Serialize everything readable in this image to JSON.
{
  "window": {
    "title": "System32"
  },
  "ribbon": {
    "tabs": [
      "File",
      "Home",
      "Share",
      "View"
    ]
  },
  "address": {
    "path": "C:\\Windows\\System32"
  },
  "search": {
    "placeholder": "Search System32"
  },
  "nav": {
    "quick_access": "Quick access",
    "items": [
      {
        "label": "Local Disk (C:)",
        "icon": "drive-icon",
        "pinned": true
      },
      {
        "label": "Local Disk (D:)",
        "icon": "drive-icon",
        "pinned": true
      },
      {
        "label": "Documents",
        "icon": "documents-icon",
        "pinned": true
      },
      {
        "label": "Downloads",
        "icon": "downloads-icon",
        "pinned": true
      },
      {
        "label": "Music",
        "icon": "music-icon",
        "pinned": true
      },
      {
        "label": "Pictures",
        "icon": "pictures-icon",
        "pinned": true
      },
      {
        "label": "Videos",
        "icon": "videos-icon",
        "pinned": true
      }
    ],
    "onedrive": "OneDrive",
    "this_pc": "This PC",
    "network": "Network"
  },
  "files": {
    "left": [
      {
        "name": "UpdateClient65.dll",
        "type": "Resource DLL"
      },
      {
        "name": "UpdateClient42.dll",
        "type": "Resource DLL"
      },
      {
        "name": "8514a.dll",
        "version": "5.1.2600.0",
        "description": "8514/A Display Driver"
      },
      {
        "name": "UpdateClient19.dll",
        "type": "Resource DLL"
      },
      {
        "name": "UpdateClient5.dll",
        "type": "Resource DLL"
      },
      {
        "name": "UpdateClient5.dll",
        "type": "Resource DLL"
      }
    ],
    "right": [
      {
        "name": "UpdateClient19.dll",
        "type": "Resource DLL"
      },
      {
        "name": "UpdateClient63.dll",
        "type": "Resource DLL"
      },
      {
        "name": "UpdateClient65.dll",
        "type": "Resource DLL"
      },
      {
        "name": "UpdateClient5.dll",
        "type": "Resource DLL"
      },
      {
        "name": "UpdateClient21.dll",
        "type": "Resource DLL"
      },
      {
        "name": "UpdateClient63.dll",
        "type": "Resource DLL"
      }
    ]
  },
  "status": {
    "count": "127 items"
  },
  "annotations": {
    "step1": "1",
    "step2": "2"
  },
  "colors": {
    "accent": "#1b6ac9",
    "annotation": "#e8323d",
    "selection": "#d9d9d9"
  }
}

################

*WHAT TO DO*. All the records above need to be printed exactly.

*COMPLETED EXERCISE*.
Serialize everything readable in this image to JSON.
{
  "window": {
    "title": "System32"
  },
  "ribbon": {
    "tabs": [
      "File",
      "Home",
      "Share",
      "View"
    ]
  },
  "address": {
    "path": "C:\\Windows\\System32"
  },
  "search": {
    "placeholder": "Search System32"
  },
  "nav": {
    "quick_access": "Quick access",
    "items": [
      {
        "label": "Local Disk (C:)",
        "icon": "drive-icon",
        "pinned": true
      },
      {
        "label": "Local Disk (D:)",
        "icon": "drive-icon",
        "pinned": true
      },
      {
        "label": "Documents",
        "icon": "documents-icon",
        "pinned": true
      },
      {
        "label": "Downloads",
        "icon": "downloads-icon",
        "pinned": true
      },
      {
        "label": "Music",
        "icon": "music-icon",
        "pinned": true
      },
      {
        "label": "Pictures",
        "icon": "pictures-icon",
        "pinned": true
      },
      {
        "label": "Videos",
        "icon": "videos-icon",
        "pinned": true
      }
    ],
    "onedrive": "OneDrive",
    "this_pc": "This PC",
    "network": "Network"
  },
  "files": {
    "left": [
      {
        "name": "UpdateClient65.dll",
        "type": "Resource DLL"
      },
      {
        "name": "UpdateClient42.dll",
        "type": "Resource DLL"
      },
      {
        "name": "8514a.dll",
        "version": "5.1.2600.0",
        "description": "8514/A Display Driver"
      },
      {
        "name": "UpdateClient19.dll",
        "type": "Resource DLL"
      },
      {
        "name": "UpdateClient5.dll",
        "type": "Resource DLL"
      },
      {
        "name": "UpdateClient5.dll",
        "type": "Resource DLL"
      }
    ],
    "right": [
      {
        "name": "UpdateClient19.dll",
        "type": "Resource DLL"
      },
      {
        "name": "UpdateClient63.dll",
        "type": "Resource DLL"
      },
      {
        "name": "UpdateClient65.dll",
        "type": "Resource DLL"
      },
      {
        "name": "UpdateClient5.dll",
        "type": "Resource DLL"
      },
      {
        "name": "UpdateClient21.dll",
        "type": "Resource DLL"
      },
      {
        "name": "UpdateClient63.dll",
        "type": "Resource DLL"
      }
    ]
  },
  "status": {
    "count": "127 items"
  },
  "annotations": {
    "step1": "1",
    "step2": "2"
  },
  "colors": {
    "accent": "#1b6ac9",
    "annotation": "#e8323d",
    "selection": "#d9d9d9"
  }
}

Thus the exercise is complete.